U.S. gasoline consumption is set to climb to a record this summer as the lowest pump prices in more than a decade encourage Americans to take to the roads.
Demand, which typically peaks between the Memorial Day holiday in late May and Labor Day in early September, will average a record 9.5 million barrels during the second and third quarters, up from 9.48 million forecast in May, the Energy Information Administration said in its monthly Short-Term Energy Outlook released Tuesday.
The average retail price for regular-grade gasoline this summer is forecast at $2.27 per gallon, more than the $2.21 estimated in May but down from $2.63 during the 2015 summer driving season.
“Even with higher crude oil prices passed on to consumers at the pump, summer retail gasoline prices are still expected to be the lowest in 12 years,” EIA Administrator Adam Sieminski said in an e-mailed statement. “Despite the recent rise in gasoline prices, summer gasoline demand is forecast to reach a record 9.5 million barrels per day.”
While crude prices in New York have jumped 90 percent from a 12-year low earlier this year as traders estimate the market is coming into balance, the commodity is still worth less than half its peak in mid-2014. The EIA raised its crude price forecasts as falling U.S. output and unplanned disruptions elsewhere limit supply while demand grows.
“Low oil prices continue to cut into domestic oil production, with U.S. monthly oil output not expected to start steadily increasing until the end of 2017,” Sieminski said. “The decline in U.S. May oil production is expected to be the largest drop in monthly output since Hurricane Ike knocked out a big chunk of offshore oil production in September 2008.”
U.S. production is expected to drop from 9.43 million barrels a day in 2015 to 8.6 million this year and 8.19 million in 2017, the agency said.

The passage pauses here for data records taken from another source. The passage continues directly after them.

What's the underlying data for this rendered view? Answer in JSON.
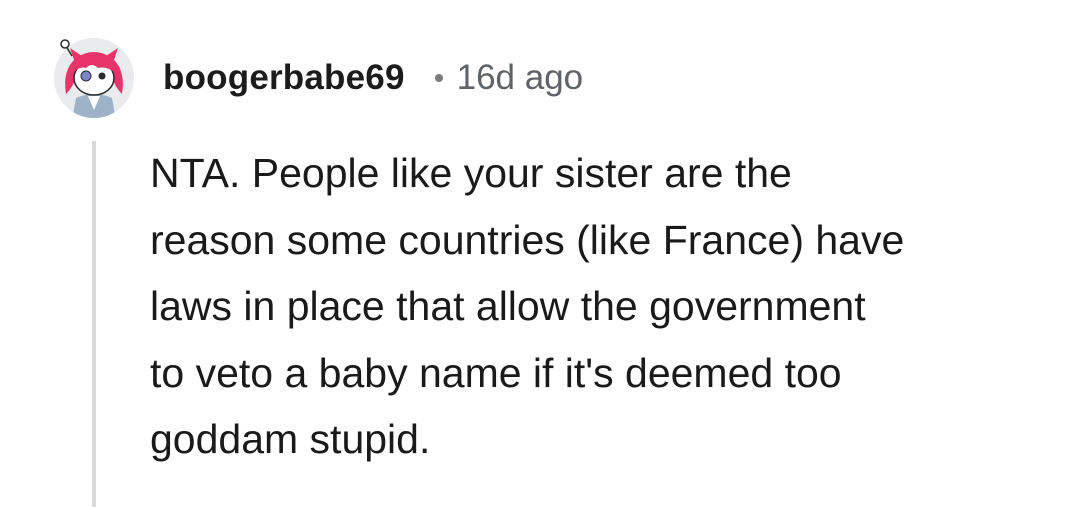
{
  "comment": {
    "author": {
      "username": "boogerbabe69",
      "avatar_icon": "snoo-avatar-icon"
    },
    "separator": "•",
    "timestamp": "16d ago",
    "body": "NTA. People like your sister are the\nreason some countries (like France) have\nlaws in place that allow the government\nto veto a baby name if it's deemed too\ngoddam stupid."
  },
  "colors": {
    "username": "#1c1c1c",
    "timestamp": "#5f6368",
    "body_text": "#1a1a1b",
    "thread_line": "#dadada",
    "avatar_background": "#e9ebec",
    "avatar_hair": "#e8336b"
  }
}
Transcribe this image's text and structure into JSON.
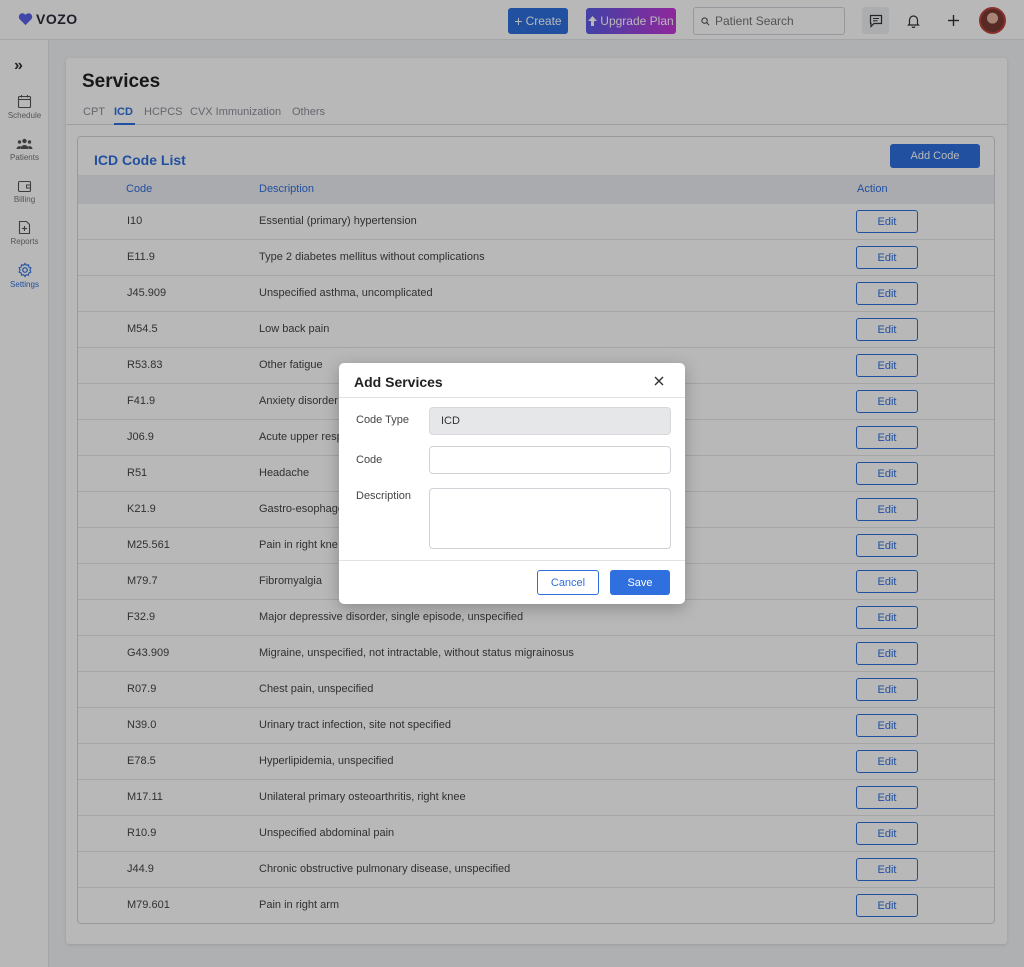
{
  "app": {
    "logo_text": "VOZO"
  },
  "topbar": {
    "create_label": "Create",
    "upgrade_label": "Upgrade Plan",
    "search_placeholder": "Patient Search"
  },
  "sidebar": {
    "items": [
      {
        "label": "Schedule"
      },
      {
        "label": "Patients"
      },
      {
        "label": "Billing"
      },
      {
        "label": "Reports"
      },
      {
        "label": "Settings",
        "active": true
      }
    ]
  },
  "page": {
    "title": "Services",
    "tabs": [
      "CPT",
      "ICD",
      "HCPCS",
      "CVX Immunization",
      "Others"
    ],
    "active_tab": "ICD"
  },
  "list": {
    "title": "ICD Code List",
    "add_label": "Add Code",
    "columns": [
      "Code",
      "Description",
      "Action"
    ],
    "edit_label": "Edit",
    "rows": [
      {
        "code": "I10",
        "description": "Essential (primary) hypertension"
      },
      {
        "code": "E11.9",
        "description": "Type 2 diabetes mellitus without complications"
      },
      {
        "code": "J45.909",
        "description": "Unspecified asthma, uncomplicated"
      },
      {
        "code": "M54.5",
        "description": "Low back pain"
      },
      {
        "code": "R53.83",
        "description": "Other fatigue"
      },
      {
        "code": "F41.9",
        "description": "Anxiety disorder"
      },
      {
        "code": "J06.9",
        "description": "Acute upper resp"
      },
      {
        "code": "R51",
        "description": "Headache"
      },
      {
        "code": "K21.9",
        "description": "Gastro-esophage"
      },
      {
        "code": "M25.561",
        "description": "Pain in right kne"
      },
      {
        "code": "M79.7",
        "description": "Fibromyalgia"
      },
      {
        "code": "F32.9",
        "description": "Major depressive disorder, single episode, unspecified"
      },
      {
        "code": "G43.909",
        "description": "Migraine, unspecified, not intractable, without status migrainosus"
      },
      {
        "code": "R07.9",
        "description": "Chest pain, unspecified"
      },
      {
        "code": "N39.0",
        "description": "Urinary tract infection, site not specified"
      },
      {
        "code": "E78.5",
        "description": "Hyperlipidemia, unspecified"
      },
      {
        "code": "M17.11",
        "description": "Unilateral primary osteoarthritis, right knee"
      },
      {
        "code": "R10.9",
        "description": "Unspecified abdominal pain"
      },
      {
        "code": "J44.9",
        "description": "Chronic obstructive pulmonary disease, unspecified"
      },
      {
        "code": "M79.601",
        "description": "Pain in right arm"
      }
    ]
  },
  "modal": {
    "title": "Add Services",
    "code_type_label": "Code Type",
    "code_type_value": "ICD",
    "code_label": "Code",
    "code_value": "",
    "description_label": "Description",
    "description_value": "",
    "cancel_label": "Cancel",
    "save_label": "Save"
  },
  "colors": {
    "accent": "#2f6fde",
    "upgrade_start": "#5b5ce6",
    "upgrade_end": "#c637d8"
  }
}
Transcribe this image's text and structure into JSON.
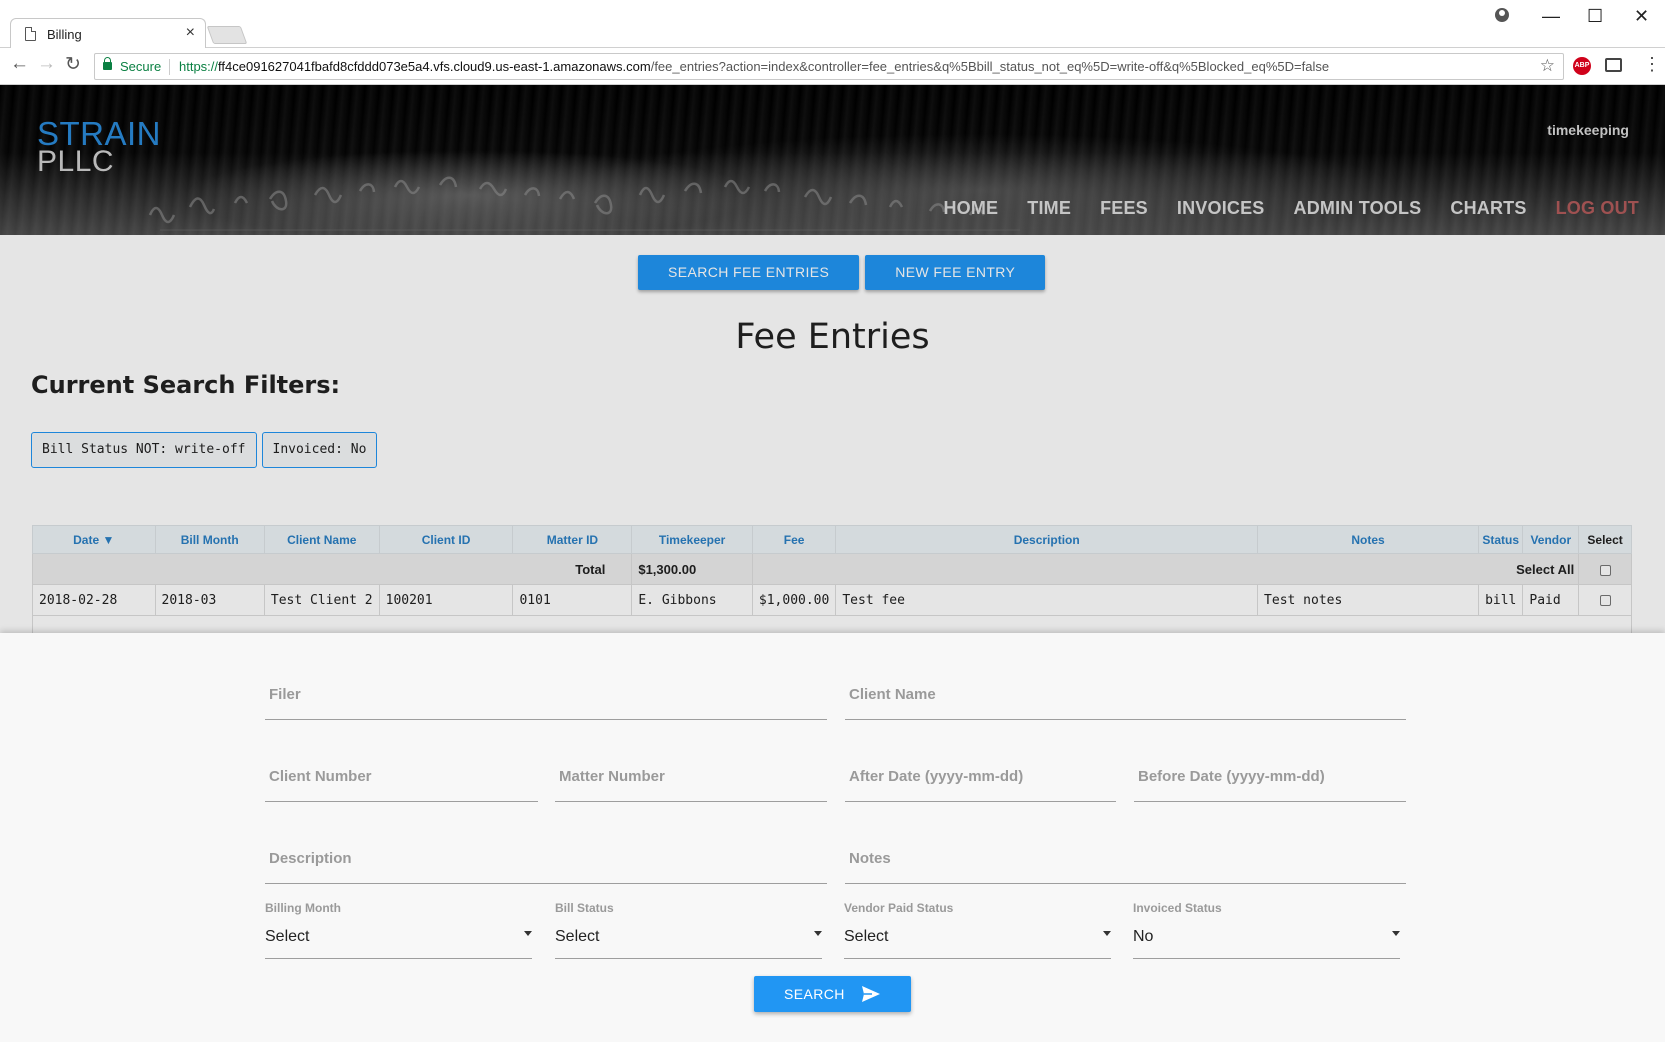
{
  "browser": {
    "tab_title": "Billing",
    "secure_label": "Secure",
    "url_scheme": "https://",
    "url_host": "ff4ce091627041fbafd8cfddd073e5a4.vfs.cloud9.us-east-1.amazonaws.com",
    "url_path": "/fee_entries?action=index&controller=fee_entries&q%5Bbill_status_not_eq%5D=write-off&q%5Blocked_eq%5D=false",
    "abp_label": "ABP"
  },
  "header": {
    "logo_top": "STRAIN",
    "logo_bottom": "PLLC",
    "user": "timekeeping",
    "nav": [
      "HOME",
      "TIME",
      "FEES",
      "INVOICES",
      "ADMIN TOOLS",
      "CHARTS",
      "LOG OUT"
    ]
  },
  "actions": {
    "search_label": "SEARCH FEE ENTRIES",
    "new_label": "NEW FEE ENTRY"
  },
  "page_title": "Fee Entries",
  "filters": {
    "heading": "Current Search Filters:",
    "chips": [
      "Bill Status NOT: write-off",
      "Invoiced: No"
    ]
  },
  "table": {
    "headers": [
      "Date ▼",
      "Bill Month",
      "Client Name",
      "Client ID",
      "Matter ID",
      "Timekeeper",
      "Fee",
      "Description",
      "Notes",
      "Status",
      "Vendor",
      "Select"
    ],
    "total_label": "Total",
    "total_value": "$1,300.00",
    "select_all_label": "Select All",
    "rows": [
      {
        "date": "2018-02-28",
        "bill_month": "2018-03",
        "client_name": "Test Client 2",
        "client_id": "100201",
        "matter_id": "0101",
        "timekeeper": "E. Gibbons",
        "fee": "$1,000.00",
        "description": "Test fee",
        "notes": "Test notes",
        "status": "bill",
        "vendor": "Paid"
      }
    ]
  },
  "search_panel": {
    "filer_placeholder": "Filer",
    "client_name_placeholder": "Client Name",
    "client_number_placeholder": "Client Number",
    "matter_number_placeholder": "Matter Number",
    "after_date_placeholder": "After Date (yyyy-mm-dd)",
    "before_date_placeholder": "Before Date (yyyy-mm-dd)",
    "description_placeholder": "Description",
    "notes_placeholder": "Notes",
    "billing_month": {
      "label": "Billing Month",
      "value": "Select"
    },
    "bill_status": {
      "label": "Bill Status",
      "value": "Select"
    },
    "vendor_paid_status": {
      "label": "Vendor Paid Status",
      "value": "Select"
    },
    "invoiced_status": {
      "label": "Invoiced Status",
      "value": "No"
    },
    "search_button": "SEARCH"
  }
}
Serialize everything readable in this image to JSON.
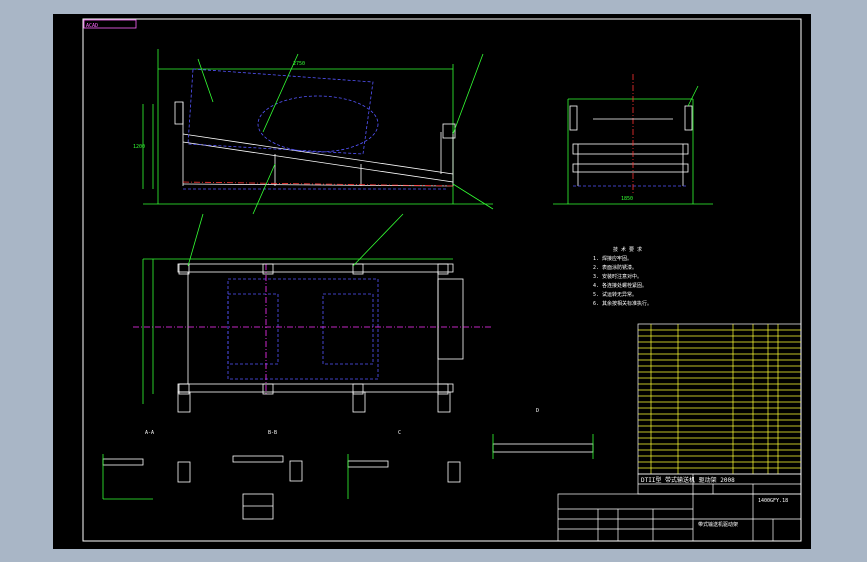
{
  "window": {
    "background_color": "#a9b6c6",
    "canvas_color": "#000000",
    "frame_color": "#ffffff"
  },
  "drawing": {
    "view_labels": [
      {
        "key": "sec_a",
        "text": "A-A"
      },
      {
        "key": "sec_b",
        "text": "B-B"
      },
      {
        "key": "sec_c",
        "text": "C"
      },
      {
        "key": "sec_d",
        "text": "D"
      }
    ],
    "dims": {
      "width_top": "2750",
      "height_left": "1200",
      "side_width": "1850"
    },
    "notes": {
      "title": "技 术 要 求",
      "lines": [
        "1. 焊接应牢固。",
        "2. 表面涂防锈漆。",
        "3. 安装时注意对中。",
        "4. 各连接处螺栓紧固。",
        "5. 试运转无异常。",
        "6. 其余按相关标准执行。"
      ]
    },
    "title_block": {
      "product_name": "DTII型 带式输送机 驱动架 2008",
      "drawing_no": "1400GFY.18",
      "sub_title": "带式输送机驱动架"
    }
  }
}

U.S. production estimates were unchanged from last month’s report.
West Texas Intermediate crude, the U.S. benchmark, will average $42.83 a barrel in 2016 versus the May projection of $40.32, according to the report. Prices will average $51.82 next year, up from the previous forecast of $50.65. WTI touched $26.05 a barrel on Feb. 11, the lowest since 2003, and is now hovering around $50.
Brent crude, the benchmark for more than half the world’s oil, is projected to average $43.03 this year, up from the prior estimate of $40.52. Prices will average $51.82 in 2017, up from the May estimate of $50.65, the agency said.